EXERCISE DETAILS: Please copy each line of the records below that holds the word "JSON".

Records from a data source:
──────────────────────────────
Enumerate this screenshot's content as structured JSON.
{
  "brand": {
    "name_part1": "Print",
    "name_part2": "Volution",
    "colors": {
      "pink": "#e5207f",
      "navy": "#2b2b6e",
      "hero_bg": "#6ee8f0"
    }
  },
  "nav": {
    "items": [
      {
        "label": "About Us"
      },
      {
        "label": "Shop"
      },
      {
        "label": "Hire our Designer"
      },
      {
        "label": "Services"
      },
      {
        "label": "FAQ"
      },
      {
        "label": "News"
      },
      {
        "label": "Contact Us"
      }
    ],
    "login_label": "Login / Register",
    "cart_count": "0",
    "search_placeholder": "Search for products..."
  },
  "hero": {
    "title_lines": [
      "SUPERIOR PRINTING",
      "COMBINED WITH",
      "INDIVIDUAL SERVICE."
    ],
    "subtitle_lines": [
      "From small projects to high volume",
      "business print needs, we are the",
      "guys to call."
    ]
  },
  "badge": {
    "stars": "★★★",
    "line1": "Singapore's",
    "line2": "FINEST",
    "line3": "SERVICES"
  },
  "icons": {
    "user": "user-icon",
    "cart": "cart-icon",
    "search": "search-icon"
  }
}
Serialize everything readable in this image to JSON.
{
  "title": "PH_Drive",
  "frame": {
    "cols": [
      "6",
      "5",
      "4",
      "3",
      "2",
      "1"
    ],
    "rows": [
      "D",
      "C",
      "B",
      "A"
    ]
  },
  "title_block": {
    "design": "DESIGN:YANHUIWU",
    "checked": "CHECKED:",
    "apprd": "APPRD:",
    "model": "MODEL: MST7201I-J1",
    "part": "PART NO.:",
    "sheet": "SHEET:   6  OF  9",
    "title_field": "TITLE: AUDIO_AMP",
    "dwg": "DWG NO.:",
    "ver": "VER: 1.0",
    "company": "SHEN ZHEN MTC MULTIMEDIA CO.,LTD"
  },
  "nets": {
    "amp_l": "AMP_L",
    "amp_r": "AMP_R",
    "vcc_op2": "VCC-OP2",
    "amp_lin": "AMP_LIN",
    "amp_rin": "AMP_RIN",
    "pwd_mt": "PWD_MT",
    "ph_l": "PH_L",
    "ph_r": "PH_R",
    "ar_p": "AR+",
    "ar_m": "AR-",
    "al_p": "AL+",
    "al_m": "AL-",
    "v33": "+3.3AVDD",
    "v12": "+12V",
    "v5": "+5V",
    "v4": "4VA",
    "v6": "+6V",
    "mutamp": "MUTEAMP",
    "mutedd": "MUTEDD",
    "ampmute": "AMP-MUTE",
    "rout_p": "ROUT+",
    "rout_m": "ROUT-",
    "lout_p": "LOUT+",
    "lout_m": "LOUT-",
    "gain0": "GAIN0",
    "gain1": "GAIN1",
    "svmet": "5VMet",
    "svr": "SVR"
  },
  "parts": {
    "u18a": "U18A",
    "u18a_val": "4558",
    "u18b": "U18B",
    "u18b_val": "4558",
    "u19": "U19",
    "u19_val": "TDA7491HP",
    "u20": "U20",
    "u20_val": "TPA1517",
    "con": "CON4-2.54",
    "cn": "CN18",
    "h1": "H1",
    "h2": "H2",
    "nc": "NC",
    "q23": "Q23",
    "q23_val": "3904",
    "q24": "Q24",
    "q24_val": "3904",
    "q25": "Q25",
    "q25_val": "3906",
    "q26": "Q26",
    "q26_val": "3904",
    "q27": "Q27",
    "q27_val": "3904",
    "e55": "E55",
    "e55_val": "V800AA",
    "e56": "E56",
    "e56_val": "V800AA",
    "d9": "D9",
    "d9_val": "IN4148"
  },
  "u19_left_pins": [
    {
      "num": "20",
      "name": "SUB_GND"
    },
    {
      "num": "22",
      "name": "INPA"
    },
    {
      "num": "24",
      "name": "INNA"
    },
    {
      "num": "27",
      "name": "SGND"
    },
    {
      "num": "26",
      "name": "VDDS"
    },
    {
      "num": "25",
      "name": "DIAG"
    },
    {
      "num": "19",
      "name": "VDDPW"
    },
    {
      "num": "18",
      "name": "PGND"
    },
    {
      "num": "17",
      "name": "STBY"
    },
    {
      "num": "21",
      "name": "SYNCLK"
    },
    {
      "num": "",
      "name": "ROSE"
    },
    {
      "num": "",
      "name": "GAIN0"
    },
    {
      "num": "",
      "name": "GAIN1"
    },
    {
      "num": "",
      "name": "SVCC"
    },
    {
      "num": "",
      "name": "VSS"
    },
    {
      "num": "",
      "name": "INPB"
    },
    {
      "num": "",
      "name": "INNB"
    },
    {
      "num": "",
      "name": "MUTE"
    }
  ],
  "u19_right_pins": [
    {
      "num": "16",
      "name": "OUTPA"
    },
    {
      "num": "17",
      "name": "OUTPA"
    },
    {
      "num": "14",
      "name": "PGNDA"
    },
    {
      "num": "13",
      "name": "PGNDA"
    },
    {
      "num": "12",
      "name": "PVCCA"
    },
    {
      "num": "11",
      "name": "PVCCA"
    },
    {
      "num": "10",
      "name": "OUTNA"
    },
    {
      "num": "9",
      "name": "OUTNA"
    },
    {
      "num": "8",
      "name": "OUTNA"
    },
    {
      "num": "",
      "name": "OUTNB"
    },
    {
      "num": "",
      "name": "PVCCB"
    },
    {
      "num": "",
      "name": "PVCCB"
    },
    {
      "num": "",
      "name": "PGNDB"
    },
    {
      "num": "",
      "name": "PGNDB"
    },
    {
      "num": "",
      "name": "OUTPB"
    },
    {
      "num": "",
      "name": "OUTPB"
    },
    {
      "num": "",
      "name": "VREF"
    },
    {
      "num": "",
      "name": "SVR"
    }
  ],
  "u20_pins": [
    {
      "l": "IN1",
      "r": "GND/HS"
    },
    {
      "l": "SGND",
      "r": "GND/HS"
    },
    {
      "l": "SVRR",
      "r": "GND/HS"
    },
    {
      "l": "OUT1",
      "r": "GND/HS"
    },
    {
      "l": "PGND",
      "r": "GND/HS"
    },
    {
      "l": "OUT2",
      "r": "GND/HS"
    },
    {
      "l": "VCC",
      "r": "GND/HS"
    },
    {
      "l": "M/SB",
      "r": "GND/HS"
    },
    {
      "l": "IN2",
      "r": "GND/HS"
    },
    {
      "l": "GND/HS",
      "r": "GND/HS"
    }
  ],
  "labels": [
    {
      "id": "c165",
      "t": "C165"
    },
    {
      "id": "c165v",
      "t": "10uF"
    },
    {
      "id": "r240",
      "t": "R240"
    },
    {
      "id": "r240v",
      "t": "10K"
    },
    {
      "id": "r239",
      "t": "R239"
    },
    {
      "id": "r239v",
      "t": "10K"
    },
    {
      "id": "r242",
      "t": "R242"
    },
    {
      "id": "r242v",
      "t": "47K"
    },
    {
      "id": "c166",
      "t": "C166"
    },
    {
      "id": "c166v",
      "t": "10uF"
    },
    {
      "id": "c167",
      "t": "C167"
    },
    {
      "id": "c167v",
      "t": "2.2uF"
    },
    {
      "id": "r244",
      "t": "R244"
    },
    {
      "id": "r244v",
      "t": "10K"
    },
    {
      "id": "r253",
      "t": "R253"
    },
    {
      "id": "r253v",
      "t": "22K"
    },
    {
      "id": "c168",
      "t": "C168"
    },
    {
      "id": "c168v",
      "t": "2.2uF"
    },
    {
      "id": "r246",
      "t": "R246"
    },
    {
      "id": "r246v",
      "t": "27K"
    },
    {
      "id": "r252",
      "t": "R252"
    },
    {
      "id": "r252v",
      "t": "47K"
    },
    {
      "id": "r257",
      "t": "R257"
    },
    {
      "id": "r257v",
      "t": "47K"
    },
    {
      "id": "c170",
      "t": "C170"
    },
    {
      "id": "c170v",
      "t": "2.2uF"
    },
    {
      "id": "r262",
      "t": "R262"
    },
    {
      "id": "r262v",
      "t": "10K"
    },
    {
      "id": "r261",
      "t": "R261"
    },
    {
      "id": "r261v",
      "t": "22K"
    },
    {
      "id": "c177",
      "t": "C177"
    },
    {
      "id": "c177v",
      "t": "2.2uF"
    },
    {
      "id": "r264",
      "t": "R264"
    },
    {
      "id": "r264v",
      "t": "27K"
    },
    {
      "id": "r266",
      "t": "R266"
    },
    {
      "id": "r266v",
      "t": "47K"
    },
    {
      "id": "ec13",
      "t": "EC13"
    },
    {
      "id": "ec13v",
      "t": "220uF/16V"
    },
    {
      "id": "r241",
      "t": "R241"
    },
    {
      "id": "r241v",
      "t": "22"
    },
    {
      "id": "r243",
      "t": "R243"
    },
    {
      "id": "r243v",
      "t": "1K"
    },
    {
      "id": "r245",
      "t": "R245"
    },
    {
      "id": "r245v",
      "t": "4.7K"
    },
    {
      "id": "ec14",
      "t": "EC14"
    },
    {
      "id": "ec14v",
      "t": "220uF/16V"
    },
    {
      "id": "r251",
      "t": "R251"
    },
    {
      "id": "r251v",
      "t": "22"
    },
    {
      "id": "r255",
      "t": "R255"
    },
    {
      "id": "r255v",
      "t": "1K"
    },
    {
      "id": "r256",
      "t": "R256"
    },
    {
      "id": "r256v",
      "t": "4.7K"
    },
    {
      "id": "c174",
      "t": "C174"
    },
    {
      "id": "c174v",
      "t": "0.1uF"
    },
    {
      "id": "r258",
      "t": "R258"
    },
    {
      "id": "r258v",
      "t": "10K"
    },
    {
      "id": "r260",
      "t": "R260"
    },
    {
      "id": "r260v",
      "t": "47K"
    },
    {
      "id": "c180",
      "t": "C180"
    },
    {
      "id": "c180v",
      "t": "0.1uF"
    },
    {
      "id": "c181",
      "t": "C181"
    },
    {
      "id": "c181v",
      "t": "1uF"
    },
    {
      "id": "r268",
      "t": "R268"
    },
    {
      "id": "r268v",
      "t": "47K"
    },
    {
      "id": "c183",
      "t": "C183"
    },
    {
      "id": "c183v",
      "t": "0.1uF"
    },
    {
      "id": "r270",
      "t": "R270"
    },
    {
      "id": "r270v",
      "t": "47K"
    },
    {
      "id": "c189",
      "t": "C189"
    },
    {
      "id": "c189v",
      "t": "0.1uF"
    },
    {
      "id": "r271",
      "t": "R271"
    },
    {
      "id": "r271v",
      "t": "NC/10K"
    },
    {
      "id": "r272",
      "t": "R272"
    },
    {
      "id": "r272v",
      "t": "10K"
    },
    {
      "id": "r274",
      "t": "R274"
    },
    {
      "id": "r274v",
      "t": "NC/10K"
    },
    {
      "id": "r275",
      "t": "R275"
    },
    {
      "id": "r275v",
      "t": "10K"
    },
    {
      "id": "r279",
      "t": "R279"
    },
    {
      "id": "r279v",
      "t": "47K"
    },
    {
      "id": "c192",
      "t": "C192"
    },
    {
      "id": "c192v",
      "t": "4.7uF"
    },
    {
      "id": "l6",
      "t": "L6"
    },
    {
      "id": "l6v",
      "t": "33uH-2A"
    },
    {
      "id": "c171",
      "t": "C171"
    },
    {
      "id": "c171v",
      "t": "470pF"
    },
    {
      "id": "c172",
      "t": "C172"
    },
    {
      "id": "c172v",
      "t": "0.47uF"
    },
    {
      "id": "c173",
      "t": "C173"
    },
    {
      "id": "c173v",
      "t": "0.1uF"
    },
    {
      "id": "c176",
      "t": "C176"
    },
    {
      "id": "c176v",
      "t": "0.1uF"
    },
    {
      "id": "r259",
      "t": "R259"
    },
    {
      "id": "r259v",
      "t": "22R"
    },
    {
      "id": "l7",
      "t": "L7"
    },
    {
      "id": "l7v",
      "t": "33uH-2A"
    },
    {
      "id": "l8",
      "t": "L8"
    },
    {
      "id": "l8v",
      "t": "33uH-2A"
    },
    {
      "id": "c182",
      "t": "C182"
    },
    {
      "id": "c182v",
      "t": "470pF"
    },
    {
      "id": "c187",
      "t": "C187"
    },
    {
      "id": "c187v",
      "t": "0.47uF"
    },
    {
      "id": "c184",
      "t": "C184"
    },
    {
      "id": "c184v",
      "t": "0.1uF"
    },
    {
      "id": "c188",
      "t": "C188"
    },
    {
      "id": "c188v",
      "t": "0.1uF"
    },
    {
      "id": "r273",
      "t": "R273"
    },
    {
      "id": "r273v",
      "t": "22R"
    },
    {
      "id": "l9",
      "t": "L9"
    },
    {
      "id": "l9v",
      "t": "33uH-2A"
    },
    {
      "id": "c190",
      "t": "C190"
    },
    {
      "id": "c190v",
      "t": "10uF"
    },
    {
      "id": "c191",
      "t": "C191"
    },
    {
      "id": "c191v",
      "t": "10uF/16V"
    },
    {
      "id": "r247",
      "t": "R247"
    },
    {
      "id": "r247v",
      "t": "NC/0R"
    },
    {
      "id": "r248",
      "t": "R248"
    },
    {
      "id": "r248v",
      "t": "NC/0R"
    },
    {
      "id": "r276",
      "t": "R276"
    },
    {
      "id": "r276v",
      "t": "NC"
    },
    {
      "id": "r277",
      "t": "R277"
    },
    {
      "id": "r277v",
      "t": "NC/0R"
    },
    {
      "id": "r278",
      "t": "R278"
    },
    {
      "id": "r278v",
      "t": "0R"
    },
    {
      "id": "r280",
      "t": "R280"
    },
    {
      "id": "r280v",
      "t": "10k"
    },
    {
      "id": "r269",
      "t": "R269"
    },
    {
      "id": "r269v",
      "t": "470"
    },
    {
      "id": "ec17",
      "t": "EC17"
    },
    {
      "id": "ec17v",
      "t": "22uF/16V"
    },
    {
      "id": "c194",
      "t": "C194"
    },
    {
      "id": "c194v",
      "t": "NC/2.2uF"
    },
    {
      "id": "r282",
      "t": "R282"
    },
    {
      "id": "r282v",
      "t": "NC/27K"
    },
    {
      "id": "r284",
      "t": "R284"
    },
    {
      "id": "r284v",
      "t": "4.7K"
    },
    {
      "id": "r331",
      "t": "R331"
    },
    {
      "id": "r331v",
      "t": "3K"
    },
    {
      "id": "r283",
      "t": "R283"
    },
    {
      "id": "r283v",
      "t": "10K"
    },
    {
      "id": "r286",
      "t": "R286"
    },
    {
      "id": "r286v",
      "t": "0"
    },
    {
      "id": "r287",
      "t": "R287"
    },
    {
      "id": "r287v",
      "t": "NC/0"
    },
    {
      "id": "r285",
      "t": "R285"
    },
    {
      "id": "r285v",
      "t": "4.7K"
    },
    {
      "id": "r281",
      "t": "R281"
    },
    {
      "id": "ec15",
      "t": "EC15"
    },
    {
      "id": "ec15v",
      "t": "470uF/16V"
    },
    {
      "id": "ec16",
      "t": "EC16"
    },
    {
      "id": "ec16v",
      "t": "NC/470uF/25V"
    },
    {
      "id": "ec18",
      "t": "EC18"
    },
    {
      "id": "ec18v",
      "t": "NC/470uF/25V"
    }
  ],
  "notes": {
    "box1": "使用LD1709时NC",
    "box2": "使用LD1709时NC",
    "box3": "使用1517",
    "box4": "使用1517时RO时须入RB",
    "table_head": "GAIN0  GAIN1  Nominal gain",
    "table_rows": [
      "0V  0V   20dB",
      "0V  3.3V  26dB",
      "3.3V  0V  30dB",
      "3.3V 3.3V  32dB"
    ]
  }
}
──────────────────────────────
RESPONSE BELOW:
Enumerate this screenshot's content as structured JSON.
Serialize everything readable in this image to JSON.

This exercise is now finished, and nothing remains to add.